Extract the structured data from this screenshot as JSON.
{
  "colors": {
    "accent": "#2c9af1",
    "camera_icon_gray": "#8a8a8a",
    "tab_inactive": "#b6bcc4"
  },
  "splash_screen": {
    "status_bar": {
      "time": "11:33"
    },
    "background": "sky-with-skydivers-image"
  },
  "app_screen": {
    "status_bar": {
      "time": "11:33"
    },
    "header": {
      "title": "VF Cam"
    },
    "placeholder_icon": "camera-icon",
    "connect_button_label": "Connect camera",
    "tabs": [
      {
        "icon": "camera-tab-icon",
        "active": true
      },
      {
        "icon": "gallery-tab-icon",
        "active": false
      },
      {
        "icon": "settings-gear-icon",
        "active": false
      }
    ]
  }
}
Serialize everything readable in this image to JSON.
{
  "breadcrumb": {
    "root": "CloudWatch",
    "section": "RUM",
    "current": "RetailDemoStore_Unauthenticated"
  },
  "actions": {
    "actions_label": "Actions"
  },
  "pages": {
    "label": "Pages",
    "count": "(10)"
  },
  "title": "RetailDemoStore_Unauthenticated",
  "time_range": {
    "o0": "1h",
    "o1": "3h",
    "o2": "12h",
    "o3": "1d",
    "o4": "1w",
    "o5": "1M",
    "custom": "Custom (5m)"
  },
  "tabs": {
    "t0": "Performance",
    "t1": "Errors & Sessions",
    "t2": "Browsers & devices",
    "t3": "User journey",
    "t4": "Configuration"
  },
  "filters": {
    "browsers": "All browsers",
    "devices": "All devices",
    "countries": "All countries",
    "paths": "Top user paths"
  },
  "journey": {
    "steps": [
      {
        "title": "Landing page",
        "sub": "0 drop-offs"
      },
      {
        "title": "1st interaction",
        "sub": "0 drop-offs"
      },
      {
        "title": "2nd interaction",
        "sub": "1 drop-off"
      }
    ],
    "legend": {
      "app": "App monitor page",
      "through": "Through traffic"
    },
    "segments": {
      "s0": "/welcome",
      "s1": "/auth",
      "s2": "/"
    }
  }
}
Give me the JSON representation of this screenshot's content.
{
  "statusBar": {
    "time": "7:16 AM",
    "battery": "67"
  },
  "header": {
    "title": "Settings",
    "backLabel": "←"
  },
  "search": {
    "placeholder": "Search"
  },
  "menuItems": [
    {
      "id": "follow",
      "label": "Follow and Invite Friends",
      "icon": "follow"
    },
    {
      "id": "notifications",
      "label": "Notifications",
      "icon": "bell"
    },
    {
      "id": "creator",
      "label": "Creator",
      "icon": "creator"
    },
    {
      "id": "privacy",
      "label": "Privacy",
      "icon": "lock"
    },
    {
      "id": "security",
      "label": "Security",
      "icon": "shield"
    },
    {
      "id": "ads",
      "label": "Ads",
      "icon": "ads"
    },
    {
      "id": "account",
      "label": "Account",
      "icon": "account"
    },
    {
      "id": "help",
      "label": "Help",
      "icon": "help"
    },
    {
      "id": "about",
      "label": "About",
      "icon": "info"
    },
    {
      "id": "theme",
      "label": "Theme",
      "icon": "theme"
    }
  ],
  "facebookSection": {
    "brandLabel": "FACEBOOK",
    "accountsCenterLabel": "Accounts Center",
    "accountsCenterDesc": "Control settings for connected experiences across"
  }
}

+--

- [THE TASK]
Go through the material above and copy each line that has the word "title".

- [ANSWER BOX]
      "title": "VF Cam"
  "title": "RetailDemoStore_Unauthenticated",
        "title": "Landing page",
        "title": "1st interaction",
        "title": "2nd interaction",
    "title": "Settings",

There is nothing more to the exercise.